#ARTNEWS : "Then They Came For Me," an exhibition coming to NYC focusing on the mass imprisonment of 120,000 Japanese Americans
In January, the International Center for Photography (@ICP) in New York will revisit an unsavory chapter in American history with Then They Came For Me, an exhibition that focuses on the US government’s mass imprisonment of 120,000 Japanese Americans during the Second World War. We will surely be visiting this exhibition.
Harpers Galleria mission is to bring a voice to the voiceless, throughout the arts. 🎨 | Follow & spread the word of the best place to have your work featured: @harpersgalleria
The Legacy of Cathay Williams: Cathay Williams was the first known African American woman to enlist in the United States Army, and the only black woman documented to serve in the US army in the 19th century.⠀
Born a slave in Independence, Missouri in 1844, Cathay worked as a house servant and during the Civil War she was forced to travel with and cook for an Union infantry regiment. After the war, she along with a cousin decided to enlist in the military, one of the few employment options for African-Americans at the time. Women were prohibited from serving in the military at that time, so Cathay Williams posed as a man named William Cathay. She enlisted in the 38th infantry in 1866, one of four newly-formed all-black units, which would eventually become part of the legendary Buffalo Soldiers. ⠀

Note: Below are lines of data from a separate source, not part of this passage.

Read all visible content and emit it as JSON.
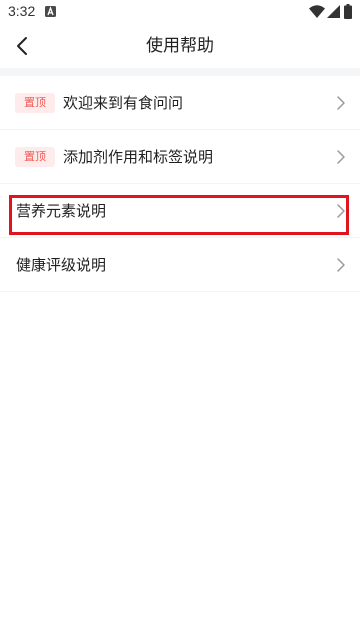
{
  "status_bar": {
    "time": "3:32"
  },
  "header": {
    "title": "使用帮助"
  },
  "help_items": [
    {
      "badge": "置顶",
      "label": "欢迎来到有食问问"
    },
    {
      "badge": "置顶",
      "label": "添加剂作用和标签说明"
    },
    {
      "badge": "",
      "label": "营养元素说明"
    },
    {
      "badge": "",
      "label": "健康评级说明"
    }
  ],
  "colors": {
    "badge_text": "#ef5a55",
    "badge_bg": "#fdeceb",
    "highlight": "#e0141e",
    "separator_band": "#f5f6f8"
  }
}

Williams served for two years, but after contracting smallpox a doctor discovered that she was a woman during a medical exam, leading to her discharge. She stayed in the New Mexico after her discharge and worked as a cook, but her health continued to deteriorate. Despite the fact that she suffered from diabetes, had several toes amputated and could only walk with a crutch, her petition to the military to receive a pension or disability, was never approved. Not much is known about the later years, but most scholars think she died sometime between 1892 and 1900.